[Data records for software interfaces]
########

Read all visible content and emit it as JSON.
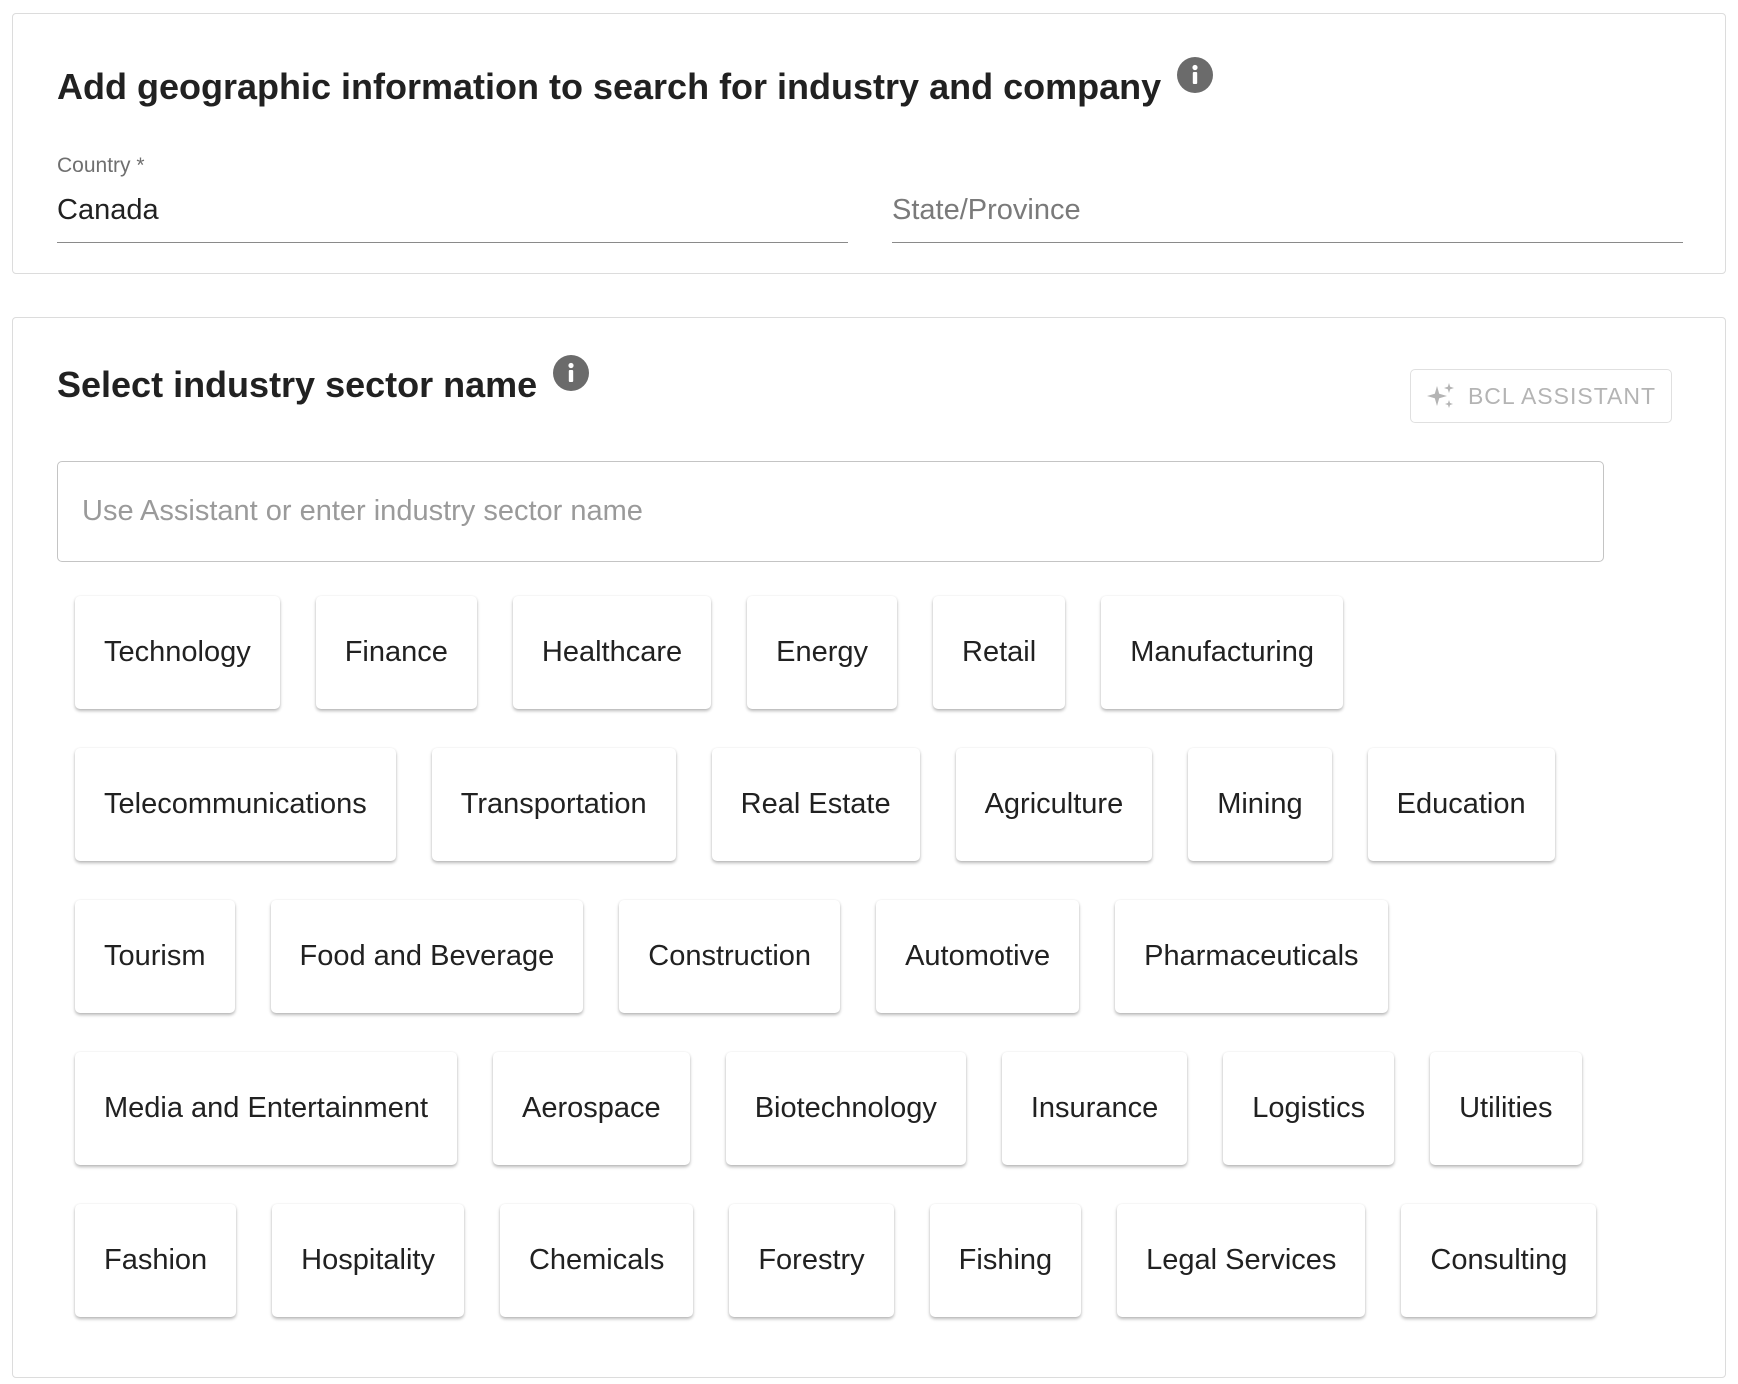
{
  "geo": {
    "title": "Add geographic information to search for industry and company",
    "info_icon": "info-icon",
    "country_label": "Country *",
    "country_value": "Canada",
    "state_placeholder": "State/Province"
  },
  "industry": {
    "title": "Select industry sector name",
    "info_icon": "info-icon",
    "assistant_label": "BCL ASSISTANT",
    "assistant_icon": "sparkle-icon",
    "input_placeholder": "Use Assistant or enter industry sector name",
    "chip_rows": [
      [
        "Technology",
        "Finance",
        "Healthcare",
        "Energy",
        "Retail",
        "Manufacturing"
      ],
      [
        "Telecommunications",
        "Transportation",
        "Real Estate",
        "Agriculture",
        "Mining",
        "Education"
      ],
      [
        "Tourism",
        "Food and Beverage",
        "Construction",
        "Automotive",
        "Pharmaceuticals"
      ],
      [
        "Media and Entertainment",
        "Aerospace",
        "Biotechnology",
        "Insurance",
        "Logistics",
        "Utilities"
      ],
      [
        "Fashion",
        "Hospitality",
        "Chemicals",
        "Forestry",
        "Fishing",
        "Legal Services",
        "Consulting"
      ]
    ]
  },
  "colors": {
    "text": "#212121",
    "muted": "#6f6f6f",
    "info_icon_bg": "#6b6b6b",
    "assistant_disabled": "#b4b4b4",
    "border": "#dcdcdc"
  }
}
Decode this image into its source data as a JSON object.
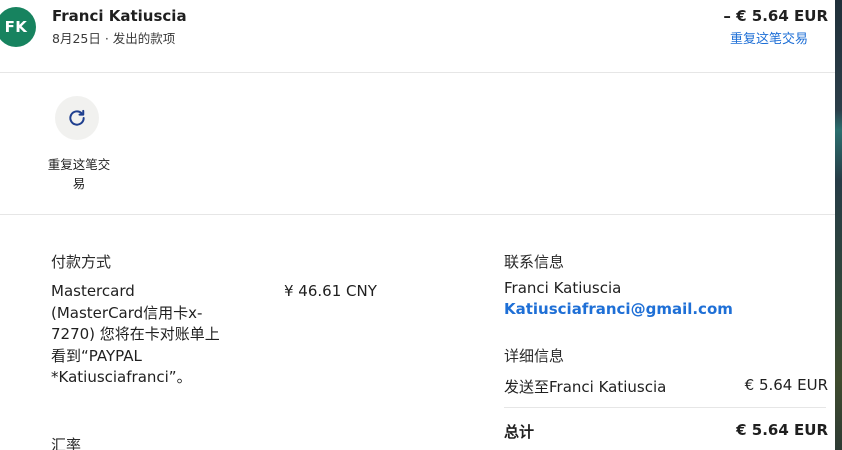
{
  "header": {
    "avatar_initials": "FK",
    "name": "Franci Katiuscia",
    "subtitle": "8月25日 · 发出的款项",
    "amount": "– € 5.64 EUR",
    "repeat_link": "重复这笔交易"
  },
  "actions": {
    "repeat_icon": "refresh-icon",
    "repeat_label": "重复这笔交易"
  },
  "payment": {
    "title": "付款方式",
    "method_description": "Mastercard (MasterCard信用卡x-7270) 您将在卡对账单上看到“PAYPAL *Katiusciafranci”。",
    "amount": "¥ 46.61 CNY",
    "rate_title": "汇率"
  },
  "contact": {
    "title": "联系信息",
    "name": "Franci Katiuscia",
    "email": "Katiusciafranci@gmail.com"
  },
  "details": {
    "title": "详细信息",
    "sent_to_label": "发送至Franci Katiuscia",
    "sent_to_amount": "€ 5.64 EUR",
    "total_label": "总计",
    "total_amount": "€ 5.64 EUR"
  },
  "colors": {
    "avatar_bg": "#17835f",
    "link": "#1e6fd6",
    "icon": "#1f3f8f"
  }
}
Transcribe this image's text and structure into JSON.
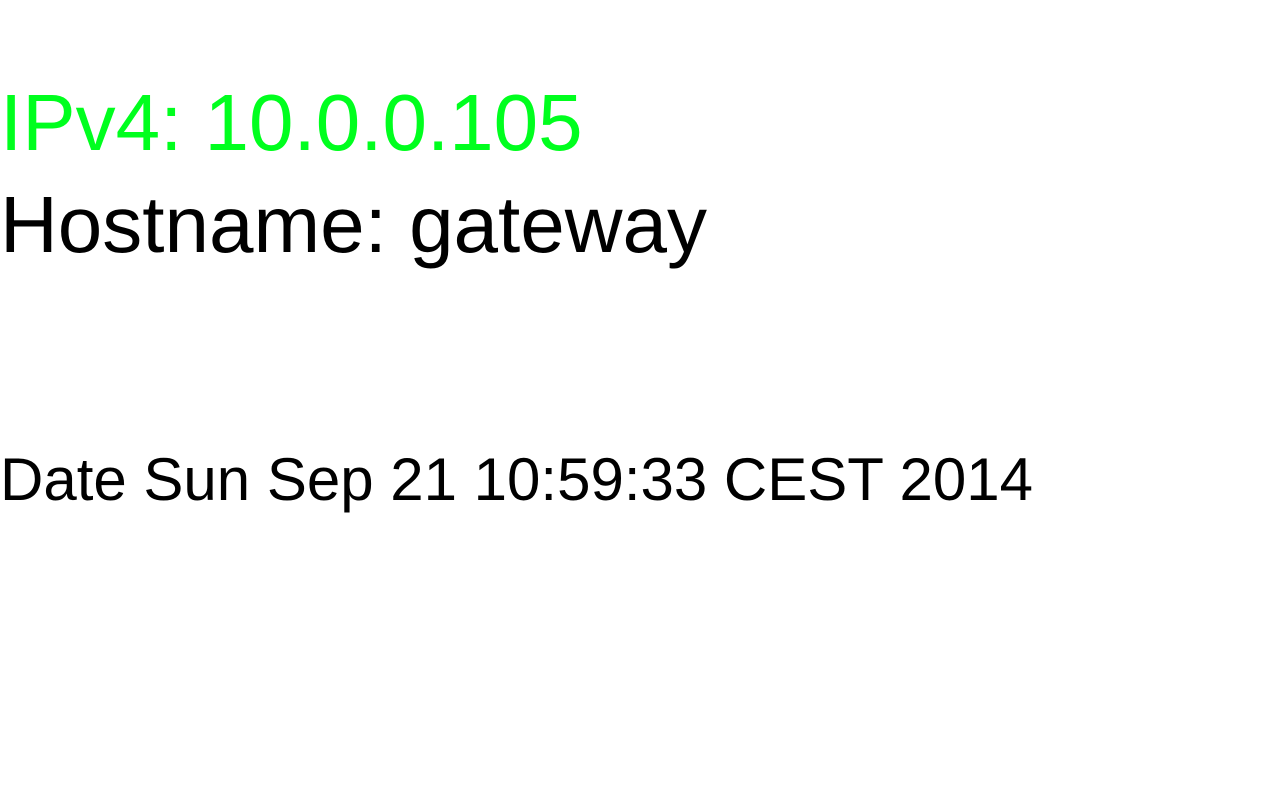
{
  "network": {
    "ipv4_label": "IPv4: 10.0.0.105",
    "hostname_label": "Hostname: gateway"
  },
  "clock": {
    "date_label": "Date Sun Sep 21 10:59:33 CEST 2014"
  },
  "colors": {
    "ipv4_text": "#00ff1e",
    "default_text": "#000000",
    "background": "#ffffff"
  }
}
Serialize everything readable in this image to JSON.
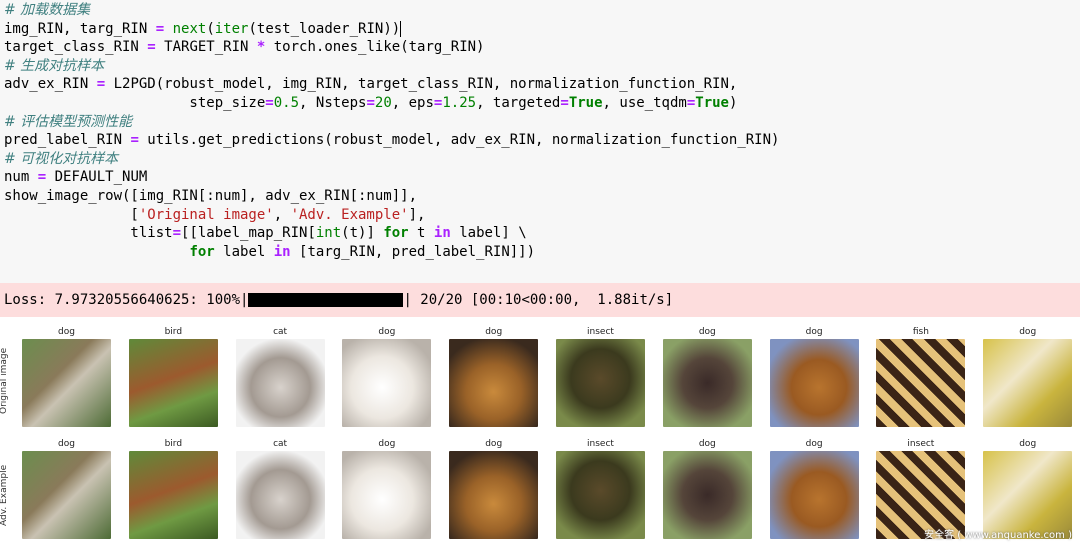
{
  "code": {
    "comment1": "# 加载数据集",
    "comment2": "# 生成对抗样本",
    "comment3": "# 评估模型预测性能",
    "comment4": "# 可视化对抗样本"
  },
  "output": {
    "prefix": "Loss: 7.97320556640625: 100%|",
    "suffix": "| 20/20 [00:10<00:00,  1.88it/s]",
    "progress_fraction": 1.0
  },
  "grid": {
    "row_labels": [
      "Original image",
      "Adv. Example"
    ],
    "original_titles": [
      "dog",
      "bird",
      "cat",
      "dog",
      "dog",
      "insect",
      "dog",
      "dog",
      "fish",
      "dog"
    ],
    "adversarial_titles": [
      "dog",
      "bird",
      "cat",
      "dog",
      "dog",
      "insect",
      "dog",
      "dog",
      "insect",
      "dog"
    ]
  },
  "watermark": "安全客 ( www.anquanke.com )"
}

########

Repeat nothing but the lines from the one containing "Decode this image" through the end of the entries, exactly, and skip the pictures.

→ **SOLUTION BELOW**:
Decode this image into its source data as a JSON object.
{
  "header": {
    "avatar_initials": "FK",
    "name": "Franci Katiuscia",
    "subtitle": "8月25日 · 发出的款项",
    "amount": "– € 5.64 EUR",
    "repeat_link": "重复这笔交易"
  },
  "actions": {
    "repeat_icon": "refresh-icon",
    "repeat_label": "重复这笔交易"
  },
  "payment": {
    "title": "付款方式",
    "method_description": "Mastercard (MasterCard信用卡x-7270) 您将在卡对账单上看到“PAYPAL *Katiusciafranci”。",
    "amount": "¥ 46.61 CNY",
    "rate_title": "汇率"
  },
  "contact": {
    "title": "联系信息",
    "name": "Franci Katiuscia",
    "email": "Katiusciafranci@gmail.com"
  },
  "details": {
    "title": "详细信息",
    "sent_to_label": "发送至Franci Katiuscia",
    "sent_to_amount": "€ 5.64 EUR",
    "total_label": "总计",
    "total_amount": "€ 5.64 EUR"
  },
  "colors": {
    "avatar_bg": "#17835f",
    "link": "#1e6fd6",
    "icon": "#1f3f8f"
  }
}
Transcribe this image's text and structure into JSON.
{
  "network": {
    "ipv4_label": "IPv4: 10.0.0.105",
    "hostname_label": "Hostname: gateway"
  },
  "clock": {
    "date_label": "Date Sun Sep 21 10:59:33 CEST 2014"
  },
  "colors": {
    "ipv4_text": "#00ff1e",
    "default_text": "#000000",
    "background": "#ffffff"
  }
}
Serialize everything readable in this image to JSON.
{
  "code": {
    "comment1": "# 加载数据集",
    "comment2": "# 生成对抗样本",
    "comment3": "# 评估模型预测性能",
    "comment4": "# 可视化对抗样本"
  },
  "output": {
    "prefix": "Loss: 7.97320556640625: 100%|",
    "suffix": "| 20/20 [00:10<00:00,  1.88it/s]",
    "progress_fraction": 1.0
  },
  "grid": {
    "row_labels": [
      "Original image",
      "Adv. Example"
    ],
    "original_titles": [
      "dog",
      "bird",
      "cat",
      "dog",
      "dog",
      "insect",
      "dog",
      "dog",
      "fish",
      "dog"
    ],
    "adversarial_titles": [
      "dog",
      "bird",
      "cat",
      "dog",
      "dog",
      "insect",
      "dog",
      "dog",
      "insect",
      "dog"
    ]
  },
  "watermark": "安全客 ( www.anquanke.com )"
}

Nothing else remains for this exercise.